Samples of the artwork (click for a larger version):
My thoughts on the story:
It was a decent story and a good one considering that this is technically Manchess’s debut novel. Gregory Manchess both wrote and painted the pictures for this book. He is an award-winning painter and freelance illustrator whose paintings have appeared in several magazines, such as the National Geographic and the Atlantic Monthly. He has also done illustrations for several books as well, such as Day of the Kraken by Michael Swanwick
I’m not a big fan of science-fiction novels, so if Manchess’s Above the Timberline hadn’t been described as a painted novel, the story wouldn’t have appealed to me much and I probably wouldn’t have read it. But the paintings got me interested and as I read, I became curious about how the story would end: Would Wesley find his father? And did his father find the lost city? Is there something supernatural going on here?
Apart from the painting’s influence, the story is okay and becomes more interesting as the plot progresses. I was surprised that I got hooked on it because despite the cool airship battle at the beginning, I was a bit bored. I think my interest in the story perked up when Wesley had his first crash soon after starting out on his quest. I thought it was hilarious because he’s too damn cocky. And that’s another thing that surprised me, the story has some funny moments, which helped to make it an entertaining read.
Much of the story is narrated through Wesley’s or his father’s journals, which I didn’t mind, but there were some interactions and mentions that made me question the narration format because I’d wonder if someone would really be able to reproduce certain interactions and dialogues in their journals in their entirety. But that was just me nitpicking again. Overall, I didn’t have any problem with the narration format.
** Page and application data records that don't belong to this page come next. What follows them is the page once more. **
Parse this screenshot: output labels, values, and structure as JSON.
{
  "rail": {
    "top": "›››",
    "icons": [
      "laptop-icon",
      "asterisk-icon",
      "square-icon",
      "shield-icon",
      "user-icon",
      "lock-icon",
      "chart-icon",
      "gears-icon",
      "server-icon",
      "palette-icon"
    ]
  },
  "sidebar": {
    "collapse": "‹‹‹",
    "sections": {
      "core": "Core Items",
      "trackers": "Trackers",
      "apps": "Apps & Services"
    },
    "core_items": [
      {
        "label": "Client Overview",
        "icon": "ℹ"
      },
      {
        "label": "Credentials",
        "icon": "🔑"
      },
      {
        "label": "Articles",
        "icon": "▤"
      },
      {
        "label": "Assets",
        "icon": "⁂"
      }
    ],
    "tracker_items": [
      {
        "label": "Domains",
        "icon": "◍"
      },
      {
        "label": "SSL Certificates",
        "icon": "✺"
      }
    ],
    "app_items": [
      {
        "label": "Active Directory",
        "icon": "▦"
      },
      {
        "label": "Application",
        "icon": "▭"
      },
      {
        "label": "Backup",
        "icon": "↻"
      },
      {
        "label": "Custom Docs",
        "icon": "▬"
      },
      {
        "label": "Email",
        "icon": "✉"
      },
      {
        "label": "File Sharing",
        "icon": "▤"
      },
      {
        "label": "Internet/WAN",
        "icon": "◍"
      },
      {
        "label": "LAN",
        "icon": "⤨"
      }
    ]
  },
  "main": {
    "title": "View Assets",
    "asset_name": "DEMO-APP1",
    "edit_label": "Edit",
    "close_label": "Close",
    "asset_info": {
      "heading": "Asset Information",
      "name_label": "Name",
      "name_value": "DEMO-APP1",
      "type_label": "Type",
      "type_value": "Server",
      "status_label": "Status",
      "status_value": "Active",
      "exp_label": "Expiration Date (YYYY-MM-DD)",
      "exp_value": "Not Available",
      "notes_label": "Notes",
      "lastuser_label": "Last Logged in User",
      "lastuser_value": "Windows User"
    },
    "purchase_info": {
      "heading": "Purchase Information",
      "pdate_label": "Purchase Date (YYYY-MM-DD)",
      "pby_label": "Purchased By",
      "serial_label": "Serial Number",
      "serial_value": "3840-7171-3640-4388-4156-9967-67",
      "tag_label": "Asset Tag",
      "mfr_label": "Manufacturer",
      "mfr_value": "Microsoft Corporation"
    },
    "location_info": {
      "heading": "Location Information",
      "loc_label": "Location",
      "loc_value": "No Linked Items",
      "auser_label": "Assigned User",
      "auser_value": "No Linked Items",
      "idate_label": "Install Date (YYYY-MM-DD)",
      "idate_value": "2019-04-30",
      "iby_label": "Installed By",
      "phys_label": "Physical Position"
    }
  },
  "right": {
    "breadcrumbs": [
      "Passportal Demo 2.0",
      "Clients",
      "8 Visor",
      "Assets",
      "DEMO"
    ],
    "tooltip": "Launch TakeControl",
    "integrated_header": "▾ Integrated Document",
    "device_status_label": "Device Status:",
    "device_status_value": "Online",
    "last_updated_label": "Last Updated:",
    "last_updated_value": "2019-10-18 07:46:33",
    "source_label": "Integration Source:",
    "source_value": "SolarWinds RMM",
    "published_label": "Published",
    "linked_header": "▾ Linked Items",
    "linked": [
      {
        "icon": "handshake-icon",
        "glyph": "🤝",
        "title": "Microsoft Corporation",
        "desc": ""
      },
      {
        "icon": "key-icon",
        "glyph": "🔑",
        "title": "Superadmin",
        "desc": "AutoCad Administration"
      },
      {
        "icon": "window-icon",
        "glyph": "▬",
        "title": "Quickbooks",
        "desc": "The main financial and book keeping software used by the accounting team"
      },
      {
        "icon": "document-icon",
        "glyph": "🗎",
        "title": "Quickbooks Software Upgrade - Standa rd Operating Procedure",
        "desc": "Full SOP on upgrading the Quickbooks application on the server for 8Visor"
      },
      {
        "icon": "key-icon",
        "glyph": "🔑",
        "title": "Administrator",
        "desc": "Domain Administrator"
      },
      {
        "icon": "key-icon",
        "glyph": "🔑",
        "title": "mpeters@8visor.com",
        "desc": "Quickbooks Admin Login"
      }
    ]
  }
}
However, there were some awkward moments in the story. I was willing to overlook most of them, but the most annoying one to me was the love interest that developed later. I don’t think it was needed and it was odd that we are able to read the love interest’s journal too. It made me wonder if Wesley gained access to her journal since he’s the main character and the one either reading or writing in a journal up until then. It just made me a little confused about who exactly is reading the journals.
Maybe even 3.5 stars because the story is good and the paintings are absolutely wonderful. I’m glad I received a copy of this book and that I read it. I love this format and I hope that more painted novels will be published. I think the format will work well for fantasy and sci-fi stories as this one did.
Buy | Borrow | Bypass
I think it’s worth a Buy. I say that because it’s one I wanted to Buy before reading it and would have bought if I’d read a borrowed copy. I just really like these sort of books.
Above the Timberline was published in October 2017, so it’s now in stores, if you’re interested in getting a copy.
Because of the format and story — full-page paintings and an explorer searching for something that probably doesn’t exist or cannot be found, — I couldn’t help thinking of In Search of Lost Dragons by Elian Black’Mor and Carine-M as I read. (See my review here.) It’s about a journalist documenting his search for dragons.
So, definitely check out Above the Timberline and also give In Search of Lost Dragons a try. 😊